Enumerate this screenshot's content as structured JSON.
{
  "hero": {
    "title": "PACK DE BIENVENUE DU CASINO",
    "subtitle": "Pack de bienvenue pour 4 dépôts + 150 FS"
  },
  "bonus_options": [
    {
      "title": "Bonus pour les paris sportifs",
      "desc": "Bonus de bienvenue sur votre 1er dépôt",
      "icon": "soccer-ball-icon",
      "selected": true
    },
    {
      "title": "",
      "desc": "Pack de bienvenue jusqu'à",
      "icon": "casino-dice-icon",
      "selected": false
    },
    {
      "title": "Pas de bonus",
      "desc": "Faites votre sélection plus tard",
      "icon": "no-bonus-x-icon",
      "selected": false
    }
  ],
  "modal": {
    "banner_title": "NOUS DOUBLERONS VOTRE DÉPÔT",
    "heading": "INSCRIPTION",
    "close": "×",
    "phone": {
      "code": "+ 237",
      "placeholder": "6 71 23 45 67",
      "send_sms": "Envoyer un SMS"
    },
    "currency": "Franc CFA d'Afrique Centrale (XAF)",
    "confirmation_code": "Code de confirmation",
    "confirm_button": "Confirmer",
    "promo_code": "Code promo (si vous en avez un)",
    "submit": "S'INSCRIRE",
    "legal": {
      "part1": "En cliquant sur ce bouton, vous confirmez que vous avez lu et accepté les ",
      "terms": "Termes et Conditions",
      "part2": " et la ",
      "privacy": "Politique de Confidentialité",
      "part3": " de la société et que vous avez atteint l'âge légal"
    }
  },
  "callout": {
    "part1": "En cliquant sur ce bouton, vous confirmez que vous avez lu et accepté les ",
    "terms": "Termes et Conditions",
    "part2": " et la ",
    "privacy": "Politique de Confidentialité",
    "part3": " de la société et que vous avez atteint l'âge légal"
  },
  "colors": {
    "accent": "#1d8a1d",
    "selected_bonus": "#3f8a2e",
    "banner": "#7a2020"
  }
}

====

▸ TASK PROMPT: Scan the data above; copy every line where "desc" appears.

▸ WRITTEN REPLY:
      "desc": "Bonus de bienvenue sur votre 1er dépôt",
      "desc": "Pack de bienvenue jusqu'à",
      "desc": "Faites votre sélection plus tard",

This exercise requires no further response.